The Jerusalem Post’s report that the first 12 drone pilots trained in Israel near Masada in December of last year. In April, the first two platforms along with ground control systems were delivered. The Swiss military carried out its first successful flight test of the drone in June. Additional harsh-weather winter condition tests will take place in northern Canada later this year. The system was certified in February to be able to fly in civilian airspace, a key requirement placed on Elbit by Bern. In order to meet certification standards, Elbit Systems had to install a host of civil aviation technological capabilities on the Hermes Starliner Unmanned Aircraft System.

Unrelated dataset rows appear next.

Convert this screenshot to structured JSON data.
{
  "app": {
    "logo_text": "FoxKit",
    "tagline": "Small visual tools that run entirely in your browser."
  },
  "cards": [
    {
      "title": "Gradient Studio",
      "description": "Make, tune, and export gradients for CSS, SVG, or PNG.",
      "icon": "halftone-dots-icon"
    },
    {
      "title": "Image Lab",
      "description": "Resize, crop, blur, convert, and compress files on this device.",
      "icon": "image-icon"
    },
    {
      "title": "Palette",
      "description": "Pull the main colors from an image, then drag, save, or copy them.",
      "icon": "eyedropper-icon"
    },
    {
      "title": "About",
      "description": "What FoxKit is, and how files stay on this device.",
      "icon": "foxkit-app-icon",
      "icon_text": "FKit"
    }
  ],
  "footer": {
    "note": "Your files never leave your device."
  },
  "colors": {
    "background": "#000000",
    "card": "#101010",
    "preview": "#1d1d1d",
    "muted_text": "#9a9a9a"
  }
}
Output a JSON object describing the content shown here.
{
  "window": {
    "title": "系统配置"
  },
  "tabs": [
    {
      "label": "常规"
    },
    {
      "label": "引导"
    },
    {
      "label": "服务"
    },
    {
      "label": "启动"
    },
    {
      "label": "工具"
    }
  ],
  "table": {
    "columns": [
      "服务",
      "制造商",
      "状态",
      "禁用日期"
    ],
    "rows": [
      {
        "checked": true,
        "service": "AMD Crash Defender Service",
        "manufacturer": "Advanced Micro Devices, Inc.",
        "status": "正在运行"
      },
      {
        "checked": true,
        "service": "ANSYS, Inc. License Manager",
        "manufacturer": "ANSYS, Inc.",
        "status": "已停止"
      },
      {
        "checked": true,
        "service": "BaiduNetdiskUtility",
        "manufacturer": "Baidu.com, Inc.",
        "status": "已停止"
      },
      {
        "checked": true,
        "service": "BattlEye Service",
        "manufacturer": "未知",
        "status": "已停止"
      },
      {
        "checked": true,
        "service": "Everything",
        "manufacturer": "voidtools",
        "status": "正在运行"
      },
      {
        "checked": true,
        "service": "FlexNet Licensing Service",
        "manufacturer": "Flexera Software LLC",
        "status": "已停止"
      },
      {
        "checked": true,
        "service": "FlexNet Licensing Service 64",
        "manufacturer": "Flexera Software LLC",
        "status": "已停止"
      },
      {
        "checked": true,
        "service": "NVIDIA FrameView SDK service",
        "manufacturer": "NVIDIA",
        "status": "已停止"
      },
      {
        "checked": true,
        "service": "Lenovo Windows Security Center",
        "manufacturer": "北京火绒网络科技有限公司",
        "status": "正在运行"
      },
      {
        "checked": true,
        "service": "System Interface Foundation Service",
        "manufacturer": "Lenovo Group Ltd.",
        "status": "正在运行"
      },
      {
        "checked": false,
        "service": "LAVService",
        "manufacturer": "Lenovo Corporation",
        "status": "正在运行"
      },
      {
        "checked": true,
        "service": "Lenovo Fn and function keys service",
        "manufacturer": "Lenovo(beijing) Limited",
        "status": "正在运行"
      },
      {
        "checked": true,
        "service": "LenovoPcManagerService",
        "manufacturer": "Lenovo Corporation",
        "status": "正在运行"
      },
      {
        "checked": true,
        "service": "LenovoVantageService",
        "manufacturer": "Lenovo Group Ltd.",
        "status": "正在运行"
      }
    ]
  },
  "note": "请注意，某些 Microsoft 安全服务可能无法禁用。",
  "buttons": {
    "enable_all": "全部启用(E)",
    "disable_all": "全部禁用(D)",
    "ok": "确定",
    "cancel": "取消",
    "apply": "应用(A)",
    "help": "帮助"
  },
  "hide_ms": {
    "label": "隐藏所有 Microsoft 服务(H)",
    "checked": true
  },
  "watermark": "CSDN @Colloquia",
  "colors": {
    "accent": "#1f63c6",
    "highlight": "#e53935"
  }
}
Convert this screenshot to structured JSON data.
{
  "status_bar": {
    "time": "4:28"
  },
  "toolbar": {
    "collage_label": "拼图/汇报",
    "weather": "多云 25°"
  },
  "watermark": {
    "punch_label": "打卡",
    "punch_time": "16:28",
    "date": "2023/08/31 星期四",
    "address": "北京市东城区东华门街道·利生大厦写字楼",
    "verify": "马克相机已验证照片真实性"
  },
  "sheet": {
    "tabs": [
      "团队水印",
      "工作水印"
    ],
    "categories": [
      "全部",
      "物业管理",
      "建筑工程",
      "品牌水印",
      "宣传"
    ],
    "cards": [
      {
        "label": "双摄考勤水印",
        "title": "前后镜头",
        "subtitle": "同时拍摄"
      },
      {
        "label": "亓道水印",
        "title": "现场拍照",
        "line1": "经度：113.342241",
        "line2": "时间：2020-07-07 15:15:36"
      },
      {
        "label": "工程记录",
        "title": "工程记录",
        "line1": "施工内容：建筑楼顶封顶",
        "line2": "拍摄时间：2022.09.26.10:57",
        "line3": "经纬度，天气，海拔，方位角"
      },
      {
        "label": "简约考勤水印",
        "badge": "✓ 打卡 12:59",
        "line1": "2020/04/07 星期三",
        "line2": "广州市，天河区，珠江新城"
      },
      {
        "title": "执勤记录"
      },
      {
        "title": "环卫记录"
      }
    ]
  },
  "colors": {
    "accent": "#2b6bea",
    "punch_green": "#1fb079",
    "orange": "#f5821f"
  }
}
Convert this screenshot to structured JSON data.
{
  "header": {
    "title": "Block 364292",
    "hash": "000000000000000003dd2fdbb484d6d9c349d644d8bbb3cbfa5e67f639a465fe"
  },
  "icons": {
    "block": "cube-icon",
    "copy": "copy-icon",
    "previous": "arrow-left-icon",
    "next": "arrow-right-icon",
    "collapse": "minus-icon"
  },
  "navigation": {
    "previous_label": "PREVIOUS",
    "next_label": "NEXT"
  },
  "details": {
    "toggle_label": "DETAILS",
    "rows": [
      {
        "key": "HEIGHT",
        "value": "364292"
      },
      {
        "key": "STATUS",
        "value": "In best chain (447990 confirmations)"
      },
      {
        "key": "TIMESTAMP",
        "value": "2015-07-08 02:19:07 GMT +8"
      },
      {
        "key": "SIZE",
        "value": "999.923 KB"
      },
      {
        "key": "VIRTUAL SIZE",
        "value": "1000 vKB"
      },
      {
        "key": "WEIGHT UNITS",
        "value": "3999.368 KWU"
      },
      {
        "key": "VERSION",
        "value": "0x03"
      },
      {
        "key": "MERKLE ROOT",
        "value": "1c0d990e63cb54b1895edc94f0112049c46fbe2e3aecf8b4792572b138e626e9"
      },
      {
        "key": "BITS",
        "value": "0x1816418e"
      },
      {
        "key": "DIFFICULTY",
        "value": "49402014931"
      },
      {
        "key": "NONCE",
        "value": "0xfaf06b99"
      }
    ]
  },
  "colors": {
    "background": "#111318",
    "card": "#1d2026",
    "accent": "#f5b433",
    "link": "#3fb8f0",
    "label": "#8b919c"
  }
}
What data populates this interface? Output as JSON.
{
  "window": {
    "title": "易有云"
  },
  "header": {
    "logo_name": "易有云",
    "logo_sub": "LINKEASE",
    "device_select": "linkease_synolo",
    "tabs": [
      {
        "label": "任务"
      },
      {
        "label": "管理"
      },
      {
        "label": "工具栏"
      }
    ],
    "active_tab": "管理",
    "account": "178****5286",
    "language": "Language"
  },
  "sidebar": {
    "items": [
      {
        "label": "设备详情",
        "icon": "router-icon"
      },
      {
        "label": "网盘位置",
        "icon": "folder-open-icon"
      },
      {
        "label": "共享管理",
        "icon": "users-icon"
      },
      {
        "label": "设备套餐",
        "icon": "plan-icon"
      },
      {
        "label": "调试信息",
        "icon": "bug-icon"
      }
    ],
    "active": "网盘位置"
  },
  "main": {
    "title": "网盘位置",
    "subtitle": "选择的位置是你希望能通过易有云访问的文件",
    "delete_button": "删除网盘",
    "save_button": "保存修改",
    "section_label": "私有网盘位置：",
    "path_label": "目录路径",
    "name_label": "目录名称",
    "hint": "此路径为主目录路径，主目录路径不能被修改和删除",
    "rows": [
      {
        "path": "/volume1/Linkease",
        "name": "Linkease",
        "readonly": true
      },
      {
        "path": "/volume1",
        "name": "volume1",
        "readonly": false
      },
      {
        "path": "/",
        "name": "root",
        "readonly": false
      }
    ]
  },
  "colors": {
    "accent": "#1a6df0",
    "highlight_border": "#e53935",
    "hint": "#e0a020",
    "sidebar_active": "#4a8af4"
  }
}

The Starliner has a wingspan of 17 meters (56 feet), and weighs 1.6 tons. The unarmed reconnaissance system can carry an additional 450 kg of electro-optical, thermal, radar and other payloads should additional ones be required. It has a maximum flight capability of 24 hours of continuous flight at a maximum speed of 260 kph (162 mph). The drones were purchased not only for future conflicts, but also for reconnaissance that would support ground forces and border forces including dealing with illegal infiltrations into the country. Hermes Starliner draws on the strong legacy of the Hermes UAS family and incorporates the most advanced aviation technologies.
In order to meet certification standards, Elbit Systems had to install a host of civil aviation technological capabilities on the Hermes Starliner UAV, including a terrain avoidance warning system; automatic take-off and landing in harsh visibility; redundant avionics, sensors and satellite data links; plus adverse weather capabilities and direct lightning strike sustainment. The approval to fly in any civilian airspace, including in populated areas, allows governments and organizations to use the system in various missions such as border security, anti-terrorism operations, securing mass public events, maritime search and rescue and more.